Duwachaur VDC waits for aidDuwachaur VDC, which lies 80 kilometres north-east of Kathmandu, is yet to see any relief material, 12 days after the Great Quake.
The dirt road that connects the VDC to the Melamchi bazaar, which had been blocked by landslides in the aftermath of the earthquake, was finally cleared on Monday. Till now, the only form of relief that the villagers have got has come in the form of three mini trucks loaded with food that were sent by monasteries in Kathmandu.
Tasi Dong, 33, of Virkuna, Ward No 7, is one among dozens of villagers who have now gathered by the side of the dirt road, to wait for relief material to arrive. According to him, forty-five people in his ward have lost their lives to the quake, while 65 houses have collapsed and scores of cattle have perished during and after the disaster.
“Even those of us who survived the quake are faring badly. The whole village is suffering from diarrhoea and food poisoning. No doctor has come to our place until now,” says Dong, who lost four members of his family to the disaster. He also says that he had to team up with a handful of other young people in the village to bury over a dozen dead bodies in the paddy fields. “When the quake hit us, there were just five young people in the village. So we were forced to take care of everything from rescuing the trapped people to burying the dead,” says Dong. Like most of the other Nepali villages, this village too has seen its youth population travel to Kathmandu, the Gulf countries and Malaysia for job. ”
The villagers say that military choppers keep flying over their head, but none of them land in their place with necessary aid. “We are not getting any help because we don’t have any connection with the politicians, and also because we haven’t received electricity post quake, due to which our phones have gone dead,” says Nabin Tamang, a native of the area.
The situation at Barje Tole and Jadan Gumba, two other villages in the VDC lying around a 45-minute walk away from Virkuna, is even worse. 107 people are said to have lost their lives in the two localities. Almost all the houses in the area have been reduced to rubble. And those who survived the disaster are now living in a shelter that they constructed out of wooden posts and corrugated iron sheets dug out of the debris.
Ghalong Lama, 55, a resident of Jadan Gumba, who lost his mother and three other relatives in the disaster, is angry at the lack of any response from the government officials. More than a week after the earthquake, Lama travelled to the Melamchi Bazaar by foot on Monday to talk to VDC Secretary Khem Raj Budhathoki and get some help. But, unable to find Budhathoki in the bazaar, he was forced to return empty-handed. “He is the person who is supposed to look after our village. But he is out of contact,” says Lama.
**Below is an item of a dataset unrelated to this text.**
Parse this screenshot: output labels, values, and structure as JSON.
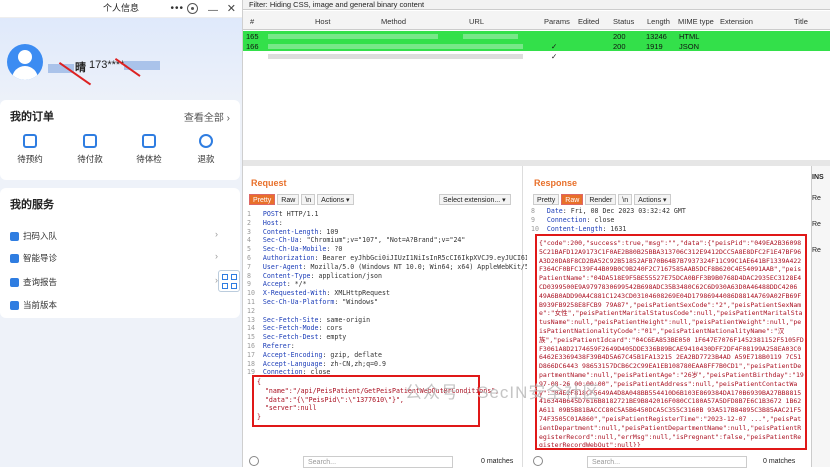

Now that they are running out of food, Lama is worried that the people in the area might start dying due to starvation. “We have been managing with the dug-out wheat and rice, which we had savaged from the rubble, and some potatoes, so far. But they won’t last for long and we don’t know how we will manage after that,” says Lama.
Weeds have outgrown the recently planted corn in the villagers’ fields, cracks and fissures have cleaved the land at places, and the villagers are ill prepared for the rice-planting season, which is just round the corner.
Durga Nepali, a mother of three, with a five-year-old son in tow, says: “We don’t have the energy work in the fields. The whole area reeks of dead, rotten bodies, and if we don’t get immediate help from outside, we will die of diseases and hunger.”